The Research Grant program for EGC economics faculty is designed to support exploratory research and small projects in economic development. The main purpose of these funds is: (1) to support small projects not worth getting funds from outside agencies for, given transaction costs and time constraints; and (2) to support larger seed projects that can be used as the basis for larger projects that would require substantial amounts of money to carry out but are risky. Applications for grants larger than $10,000 should be accompanied by evidence of application to other funding sources. We do not expect to provide any amounts larger than $15,000 – $20,000, and most grants will be for far less than that. Faculty eligible for these grants include all Growth Center members who also hold tenure-track or tenured faculty appointments in the Economics Department.

The research proposal should include no more than a two page (1,000 words) statement of the research question, methods of analysis, data sources, and time frame for the research. A budget will also be required, which may include travel expenses, costs of data collection or purchase, and other justified research expenses. Applicants should also apply or have applied for an external grant for any research costs in excess of $10,000 (to SSRC, NSF, NIH, YCIAS, etc.), and include a copy of this grant application with the research application.

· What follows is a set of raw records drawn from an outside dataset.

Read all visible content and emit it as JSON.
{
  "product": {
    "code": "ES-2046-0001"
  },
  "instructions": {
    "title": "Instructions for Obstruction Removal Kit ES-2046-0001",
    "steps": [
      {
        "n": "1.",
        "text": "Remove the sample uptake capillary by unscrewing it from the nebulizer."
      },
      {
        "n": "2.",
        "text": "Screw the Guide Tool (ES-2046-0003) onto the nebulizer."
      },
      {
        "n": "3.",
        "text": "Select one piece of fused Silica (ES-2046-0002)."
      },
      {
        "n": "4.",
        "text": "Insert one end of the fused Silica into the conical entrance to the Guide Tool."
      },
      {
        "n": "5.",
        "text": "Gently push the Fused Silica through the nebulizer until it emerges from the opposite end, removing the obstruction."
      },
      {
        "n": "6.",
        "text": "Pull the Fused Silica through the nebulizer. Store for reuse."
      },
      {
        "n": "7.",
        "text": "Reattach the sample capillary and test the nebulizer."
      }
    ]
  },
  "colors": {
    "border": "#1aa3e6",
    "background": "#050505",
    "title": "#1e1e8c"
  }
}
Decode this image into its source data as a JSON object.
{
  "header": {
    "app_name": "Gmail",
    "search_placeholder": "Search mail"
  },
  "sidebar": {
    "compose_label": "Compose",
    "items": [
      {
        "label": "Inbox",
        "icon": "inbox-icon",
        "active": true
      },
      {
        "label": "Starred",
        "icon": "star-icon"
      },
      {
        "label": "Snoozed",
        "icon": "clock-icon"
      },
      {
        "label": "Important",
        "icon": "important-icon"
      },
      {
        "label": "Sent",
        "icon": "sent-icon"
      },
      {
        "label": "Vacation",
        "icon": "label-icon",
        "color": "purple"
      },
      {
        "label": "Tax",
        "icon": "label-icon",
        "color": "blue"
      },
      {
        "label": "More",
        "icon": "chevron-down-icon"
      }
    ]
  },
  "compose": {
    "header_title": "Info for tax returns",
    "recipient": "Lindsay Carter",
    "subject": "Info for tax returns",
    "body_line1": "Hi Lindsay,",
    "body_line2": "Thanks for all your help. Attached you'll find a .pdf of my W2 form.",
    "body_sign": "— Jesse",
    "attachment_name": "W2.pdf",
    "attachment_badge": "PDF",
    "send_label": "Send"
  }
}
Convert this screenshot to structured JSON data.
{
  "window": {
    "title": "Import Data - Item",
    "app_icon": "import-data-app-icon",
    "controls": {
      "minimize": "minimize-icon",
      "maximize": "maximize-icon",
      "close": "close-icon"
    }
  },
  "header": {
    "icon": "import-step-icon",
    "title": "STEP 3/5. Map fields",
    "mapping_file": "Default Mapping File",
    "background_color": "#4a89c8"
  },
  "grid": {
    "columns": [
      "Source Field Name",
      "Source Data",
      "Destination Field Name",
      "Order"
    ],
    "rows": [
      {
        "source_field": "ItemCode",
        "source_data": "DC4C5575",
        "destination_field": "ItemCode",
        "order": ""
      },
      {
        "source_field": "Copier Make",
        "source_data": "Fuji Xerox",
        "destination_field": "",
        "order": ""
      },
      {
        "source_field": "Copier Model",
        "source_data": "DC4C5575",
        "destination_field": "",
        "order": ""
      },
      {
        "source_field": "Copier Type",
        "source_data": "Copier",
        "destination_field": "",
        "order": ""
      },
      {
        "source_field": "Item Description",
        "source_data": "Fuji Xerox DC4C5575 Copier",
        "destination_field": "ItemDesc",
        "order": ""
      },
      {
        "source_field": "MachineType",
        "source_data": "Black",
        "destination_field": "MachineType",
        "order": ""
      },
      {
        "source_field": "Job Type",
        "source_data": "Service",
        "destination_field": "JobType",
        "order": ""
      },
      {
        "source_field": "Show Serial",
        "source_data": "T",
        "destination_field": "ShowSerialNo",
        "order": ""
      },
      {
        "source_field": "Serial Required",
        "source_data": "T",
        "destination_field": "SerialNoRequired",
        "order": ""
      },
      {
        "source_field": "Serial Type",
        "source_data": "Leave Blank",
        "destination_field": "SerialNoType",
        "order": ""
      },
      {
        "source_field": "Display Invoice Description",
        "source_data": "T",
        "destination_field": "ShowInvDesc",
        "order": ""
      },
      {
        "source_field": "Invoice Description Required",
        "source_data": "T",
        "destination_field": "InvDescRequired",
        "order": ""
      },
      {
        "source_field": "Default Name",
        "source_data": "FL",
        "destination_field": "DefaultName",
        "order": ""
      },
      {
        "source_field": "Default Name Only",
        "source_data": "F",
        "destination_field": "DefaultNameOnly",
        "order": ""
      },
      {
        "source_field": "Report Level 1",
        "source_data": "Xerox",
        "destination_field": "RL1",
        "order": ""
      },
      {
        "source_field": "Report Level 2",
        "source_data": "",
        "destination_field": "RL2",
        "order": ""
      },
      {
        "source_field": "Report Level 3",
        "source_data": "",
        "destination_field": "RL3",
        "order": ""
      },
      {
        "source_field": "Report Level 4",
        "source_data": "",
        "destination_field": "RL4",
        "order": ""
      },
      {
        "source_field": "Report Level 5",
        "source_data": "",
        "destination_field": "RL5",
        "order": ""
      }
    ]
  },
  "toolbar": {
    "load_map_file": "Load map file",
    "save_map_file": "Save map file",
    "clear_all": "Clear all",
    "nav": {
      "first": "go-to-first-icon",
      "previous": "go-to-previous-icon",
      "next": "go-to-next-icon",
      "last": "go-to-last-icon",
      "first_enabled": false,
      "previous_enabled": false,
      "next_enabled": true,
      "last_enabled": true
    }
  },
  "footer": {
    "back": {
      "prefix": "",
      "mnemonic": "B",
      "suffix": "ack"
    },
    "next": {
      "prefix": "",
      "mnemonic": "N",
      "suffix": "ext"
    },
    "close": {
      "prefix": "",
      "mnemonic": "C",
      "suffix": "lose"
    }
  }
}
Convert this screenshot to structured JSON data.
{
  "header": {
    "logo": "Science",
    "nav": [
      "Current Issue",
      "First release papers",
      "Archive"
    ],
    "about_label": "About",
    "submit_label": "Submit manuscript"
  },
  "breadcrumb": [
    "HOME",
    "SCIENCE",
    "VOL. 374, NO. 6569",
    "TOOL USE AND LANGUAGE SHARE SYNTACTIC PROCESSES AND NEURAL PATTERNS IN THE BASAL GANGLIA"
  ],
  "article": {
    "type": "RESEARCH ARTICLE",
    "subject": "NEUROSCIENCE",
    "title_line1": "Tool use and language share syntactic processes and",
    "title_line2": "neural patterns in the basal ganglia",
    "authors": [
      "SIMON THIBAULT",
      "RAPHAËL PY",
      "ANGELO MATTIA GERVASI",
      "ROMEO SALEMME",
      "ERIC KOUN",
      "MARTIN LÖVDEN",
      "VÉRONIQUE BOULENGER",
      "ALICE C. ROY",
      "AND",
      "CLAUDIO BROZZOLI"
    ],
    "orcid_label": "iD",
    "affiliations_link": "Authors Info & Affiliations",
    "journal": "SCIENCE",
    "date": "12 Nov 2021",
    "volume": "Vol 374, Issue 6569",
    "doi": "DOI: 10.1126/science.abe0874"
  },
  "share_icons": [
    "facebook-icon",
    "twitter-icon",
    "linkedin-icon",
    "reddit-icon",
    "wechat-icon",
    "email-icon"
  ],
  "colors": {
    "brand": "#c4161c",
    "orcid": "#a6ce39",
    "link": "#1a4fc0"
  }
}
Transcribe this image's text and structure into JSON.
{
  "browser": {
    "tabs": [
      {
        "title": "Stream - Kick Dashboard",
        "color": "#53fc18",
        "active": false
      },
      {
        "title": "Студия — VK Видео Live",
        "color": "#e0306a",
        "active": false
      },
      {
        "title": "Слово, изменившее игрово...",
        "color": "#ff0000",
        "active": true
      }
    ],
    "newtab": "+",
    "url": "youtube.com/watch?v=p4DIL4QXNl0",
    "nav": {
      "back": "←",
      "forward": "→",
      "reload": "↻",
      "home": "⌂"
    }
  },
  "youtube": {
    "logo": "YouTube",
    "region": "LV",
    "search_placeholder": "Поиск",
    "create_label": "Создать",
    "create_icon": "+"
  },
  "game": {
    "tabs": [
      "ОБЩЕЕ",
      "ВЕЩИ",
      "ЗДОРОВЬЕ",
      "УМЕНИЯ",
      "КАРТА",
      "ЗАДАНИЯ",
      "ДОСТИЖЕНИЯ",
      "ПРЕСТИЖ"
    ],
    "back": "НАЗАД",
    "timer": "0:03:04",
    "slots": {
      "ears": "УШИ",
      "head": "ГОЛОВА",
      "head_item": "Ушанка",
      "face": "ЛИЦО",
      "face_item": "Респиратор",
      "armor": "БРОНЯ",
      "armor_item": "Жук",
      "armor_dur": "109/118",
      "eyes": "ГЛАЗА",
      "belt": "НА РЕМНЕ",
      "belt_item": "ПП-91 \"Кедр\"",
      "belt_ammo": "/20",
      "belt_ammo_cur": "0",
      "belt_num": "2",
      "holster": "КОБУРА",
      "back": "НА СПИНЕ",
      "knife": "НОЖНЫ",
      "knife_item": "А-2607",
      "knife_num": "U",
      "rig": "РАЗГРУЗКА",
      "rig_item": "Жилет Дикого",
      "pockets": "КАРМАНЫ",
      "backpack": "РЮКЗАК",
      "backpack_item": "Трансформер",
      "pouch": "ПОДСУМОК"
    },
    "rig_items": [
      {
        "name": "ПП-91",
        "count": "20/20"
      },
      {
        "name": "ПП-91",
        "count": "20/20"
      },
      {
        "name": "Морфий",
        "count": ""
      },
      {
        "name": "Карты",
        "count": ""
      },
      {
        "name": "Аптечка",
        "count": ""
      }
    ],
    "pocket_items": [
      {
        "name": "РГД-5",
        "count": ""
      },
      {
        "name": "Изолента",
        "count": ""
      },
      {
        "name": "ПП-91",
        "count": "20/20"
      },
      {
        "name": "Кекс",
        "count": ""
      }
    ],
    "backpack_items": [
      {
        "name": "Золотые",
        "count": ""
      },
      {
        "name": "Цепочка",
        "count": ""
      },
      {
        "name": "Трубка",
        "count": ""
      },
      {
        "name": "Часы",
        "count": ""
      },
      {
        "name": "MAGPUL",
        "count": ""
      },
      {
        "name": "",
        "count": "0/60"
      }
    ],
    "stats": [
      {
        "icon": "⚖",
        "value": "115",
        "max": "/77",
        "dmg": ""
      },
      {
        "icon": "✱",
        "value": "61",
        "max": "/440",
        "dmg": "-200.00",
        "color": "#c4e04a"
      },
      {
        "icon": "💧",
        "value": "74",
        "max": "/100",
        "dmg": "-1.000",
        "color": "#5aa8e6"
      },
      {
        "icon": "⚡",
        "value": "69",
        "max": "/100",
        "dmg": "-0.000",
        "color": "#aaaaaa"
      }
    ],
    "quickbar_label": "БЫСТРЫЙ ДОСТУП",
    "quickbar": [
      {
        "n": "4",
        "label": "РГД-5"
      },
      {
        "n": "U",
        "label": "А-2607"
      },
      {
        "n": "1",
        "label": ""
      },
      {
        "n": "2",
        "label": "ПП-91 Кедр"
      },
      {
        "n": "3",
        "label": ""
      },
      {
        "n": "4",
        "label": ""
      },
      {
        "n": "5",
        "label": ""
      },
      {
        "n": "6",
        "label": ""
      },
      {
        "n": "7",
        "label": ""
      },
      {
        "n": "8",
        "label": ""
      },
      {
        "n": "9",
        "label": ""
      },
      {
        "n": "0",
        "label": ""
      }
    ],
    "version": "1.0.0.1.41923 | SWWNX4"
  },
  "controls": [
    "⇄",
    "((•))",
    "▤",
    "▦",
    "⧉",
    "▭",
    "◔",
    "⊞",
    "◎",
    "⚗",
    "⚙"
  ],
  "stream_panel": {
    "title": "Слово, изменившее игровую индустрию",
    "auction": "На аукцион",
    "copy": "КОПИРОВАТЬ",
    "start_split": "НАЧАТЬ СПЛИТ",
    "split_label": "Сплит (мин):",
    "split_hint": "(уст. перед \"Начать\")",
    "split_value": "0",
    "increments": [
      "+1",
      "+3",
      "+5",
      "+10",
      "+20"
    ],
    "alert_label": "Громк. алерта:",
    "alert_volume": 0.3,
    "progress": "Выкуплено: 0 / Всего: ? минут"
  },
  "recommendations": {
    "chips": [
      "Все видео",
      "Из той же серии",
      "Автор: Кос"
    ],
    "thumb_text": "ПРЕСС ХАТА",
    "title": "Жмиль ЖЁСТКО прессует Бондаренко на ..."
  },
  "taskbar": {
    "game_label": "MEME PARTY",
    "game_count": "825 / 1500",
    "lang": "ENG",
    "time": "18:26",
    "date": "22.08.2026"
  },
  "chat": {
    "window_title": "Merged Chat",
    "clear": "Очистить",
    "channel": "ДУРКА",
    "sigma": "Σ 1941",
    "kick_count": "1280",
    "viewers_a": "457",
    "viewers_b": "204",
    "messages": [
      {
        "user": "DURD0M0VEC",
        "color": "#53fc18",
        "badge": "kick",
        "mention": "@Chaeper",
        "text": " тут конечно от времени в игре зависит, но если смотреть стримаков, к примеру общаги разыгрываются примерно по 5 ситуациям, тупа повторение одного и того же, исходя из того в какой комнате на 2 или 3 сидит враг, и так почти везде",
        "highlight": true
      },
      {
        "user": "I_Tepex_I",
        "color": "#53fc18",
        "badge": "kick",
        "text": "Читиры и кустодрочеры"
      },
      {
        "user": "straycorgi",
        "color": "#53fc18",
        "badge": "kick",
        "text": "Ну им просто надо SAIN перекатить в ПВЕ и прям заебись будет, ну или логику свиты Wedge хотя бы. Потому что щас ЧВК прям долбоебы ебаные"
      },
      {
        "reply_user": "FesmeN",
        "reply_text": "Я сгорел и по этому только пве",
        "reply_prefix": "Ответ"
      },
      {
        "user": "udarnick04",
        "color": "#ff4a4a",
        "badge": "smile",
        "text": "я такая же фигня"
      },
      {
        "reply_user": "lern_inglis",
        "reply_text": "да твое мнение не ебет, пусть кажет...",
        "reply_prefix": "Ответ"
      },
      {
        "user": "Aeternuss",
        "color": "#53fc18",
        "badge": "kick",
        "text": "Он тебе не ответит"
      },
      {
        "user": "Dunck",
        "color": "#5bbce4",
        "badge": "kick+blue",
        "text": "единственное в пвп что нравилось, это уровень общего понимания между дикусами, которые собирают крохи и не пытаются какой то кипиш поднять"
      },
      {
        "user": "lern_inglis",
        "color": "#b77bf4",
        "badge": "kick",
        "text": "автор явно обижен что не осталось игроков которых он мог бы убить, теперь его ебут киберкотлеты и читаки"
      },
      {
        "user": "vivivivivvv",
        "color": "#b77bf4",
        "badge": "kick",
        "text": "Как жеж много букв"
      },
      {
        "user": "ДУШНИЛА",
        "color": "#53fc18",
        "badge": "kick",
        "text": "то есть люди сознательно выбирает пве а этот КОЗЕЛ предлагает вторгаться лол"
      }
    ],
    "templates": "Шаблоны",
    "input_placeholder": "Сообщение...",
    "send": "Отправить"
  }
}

A committee of faculty of the Economic Growth Center will meet twice a year to make these allocations as funds permit.

The deadlines for applications are October 1 and April 1.

The Robert E. Evenson Fund

The Robert E. Evenson Fund was established in 2008 to support data collection and travel to less developed countries  by new Yale economics faculty and graduate students.  Robert Evenson's presence at the Economic Growth Center had a profound effect on faculty and students and in the profession at large.  Starting early on in his career, he was uncanny in unearthing and assembling existing micro data sources that could fruitfully be used to test theory about behavior in low-income countries.  This was done principally through visits to less developed countries.  His work was important in turning development economics into an empirically-based science.

Sadly, Professor Evenson passed away on February 2, 2013.
For those wishing to contribute to the Robert E. Evenson Fund in his memory, gifts may be sent to:
The Robert E. Evenson Fund
Yale University Economic Growth Center
PO Box 208269
New Haven, CT 06520-8269